## PROVIDED RECORDS
»»
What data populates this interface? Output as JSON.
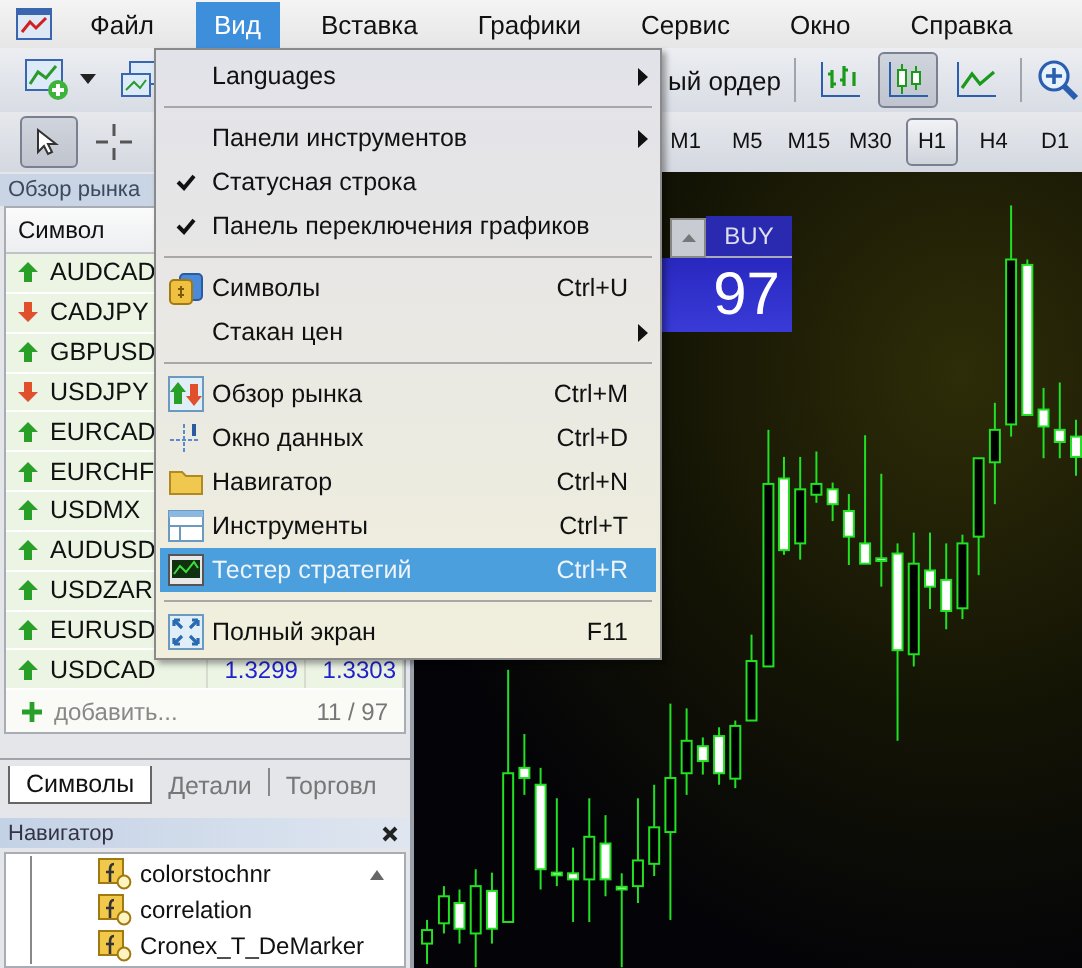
{
  "menubar": [
    {
      "label": "Файл",
      "selected": false
    },
    {
      "label": "Вид",
      "selected": true
    },
    {
      "label": "Вставка",
      "selected": false
    },
    {
      "label": "Графики",
      "selected": false
    },
    {
      "label": "Сервис",
      "selected": false
    },
    {
      "label": "Окно",
      "selected": false
    },
    {
      "label": "Справка",
      "selected": false
    }
  ],
  "toolbar": {
    "order_label": "ый ордер",
    "chart_types": [
      {
        "kind": "bars",
        "selected": false
      },
      {
        "kind": "candles",
        "selected": true
      },
      {
        "kind": "line",
        "selected": false
      }
    ]
  },
  "tools": [
    {
      "kind": "cursor",
      "selected": true
    },
    {
      "kind": "crosshair",
      "selected": false
    }
  ],
  "timeframes": [
    {
      "label": "M1",
      "selected": false
    },
    {
      "label": "M5",
      "selected": false
    },
    {
      "label": "M15",
      "selected": false
    },
    {
      "label": "M30",
      "selected": false
    },
    {
      "label": "H1",
      "selected": true
    },
    {
      "label": "H4",
      "selected": false
    },
    {
      "label": "D1",
      "selected": false
    }
  ],
  "market_watch": {
    "title": "Обзор рынка",
    "column": "Символ",
    "rows": [
      {
        "symbol": "AUDCAD",
        "rising": true
      },
      {
        "symbol": "CADJPY",
        "rising": false
      },
      {
        "symbol": "GBPUSD",
        "rising": true
      },
      {
        "symbol": "USDJPY",
        "rising": false
      },
      {
        "symbol": "EURCAD",
        "rising": true
      },
      {
        "symbol": "EURCHF",
        "rising": true
      },
      {
        "symbol": "USDMX",
        "rising": true
      },
      {
        "symbol": "AUDUSD",
        "rising": true
      },
      {
        "symbol": "USDZAR",
        "rising": true
      },
      {
        "symbol": "EURUSD",
        "rising": true
      },
      {
        "symbol": "USDCAD",
        "rising": true,
        "bid": "1.3299",
        "ask": "1.3303"
      }
    ],
    "add_label": "добавить...",
    "count": "11 / 97",
    "tabs": [
      {
        "label": "Символы",
        "selected": true
      },
      {
        "label": "Детали",
        "selected": false
      },
      {
        "label": "Торговл",
        "selected": false
      }
    ]
  },
  "navigator": {
    "title": "Навигатор",
    "items": [
      "colorstochnr",
      "correlation",
      "Cronex_T_DeMarker"
    ]
  },
  "trade_panel": {
    "buy_label": "BUY",
    "price": "97"
  },
  "view_menu": [
    {
      "kind": "item",
      "label": "Languages",
      "submenu": true,
      "checked": false,
      "selected": false
    },
    {
      "kind": "separator"
    },
    {
      "kind": "item",
      "label": "Панели инструментов",
      "submenu": true,
      "checked": false,
      "selected": false
    },
    {
      "kind": "item",
      "label": "Статусная строка",
      "submenu": false,
      "checked": true,
      "selected": false
    },
    {
      "kind": "item",
      "label": "Панель переключения графиков",
      "submenu": false,
      "checked": true,
      "selected": false
    },
    {
      "kind": "separator"
    },
    {
      "kind": "item",
      "label": "Символы",
      "shortcut": "Ctrl+U",
      "submenu": false,
      "checked": false,
      "selected": false
    },
    {
      "kind": "item",
      "label": "Стакан цен",
      "submenu": true,
      "checked": false,
      "selected": false
    },
    {
      "kind": "separator"
    },
    {
      "kind": "item",
      "label": "Обзор рынка",
      "shortcut": "Ctrl+M",
      "submenu": false,
      "checked": false,
      "selected": false
    },
    {
      "kind": "item",
      "label": "Окно данных",
      "shortcut": "Ctrl+D",
      "submenu": false,
      "checked": false,
      "selected": false
    },
    {
      "kind": "item",
      "label": "Навигатор",
      "shortcut": "Ctrl+N",
      "submenu": false,
      "checked": false,
      "selected": false
    },
    {
      "kind": "item",
      "label": "Инструменты",
      "shortcut": "Ctrl+T",
      "submenu": false,
      "checked": false,
      "selected": false
    },
    {
      "kind": "item",
      "label": "Тестер стратегий",
      "shortcut": "Ctrl+R",
      "submenu": false,
      "checked": false,
      "selected": true
    },
    {
      "kind": "separator"
    },
    {
      "kind": "item",
      "label": "Полный экран",
      "shortcut": "F11",
      "submenu": false,
      "checked": false,
      "selected": false
    }
  ]
}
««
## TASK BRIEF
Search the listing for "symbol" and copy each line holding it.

## SOLUTION
        "symbol": "AUDCAD",
        "symbol": "CADJPY",
        "symbol": "GBPUSD",
        "symbol": "USDJPY",
        "symbol": "EURCAD",
        "symbol": "EURCHF",
        "symbol": "USDMX",
        "symbol": "AUDUSD",
        "symbol": "USDZAR",
        "symbol": "EURUSD",
        "symbol": "USDCAD",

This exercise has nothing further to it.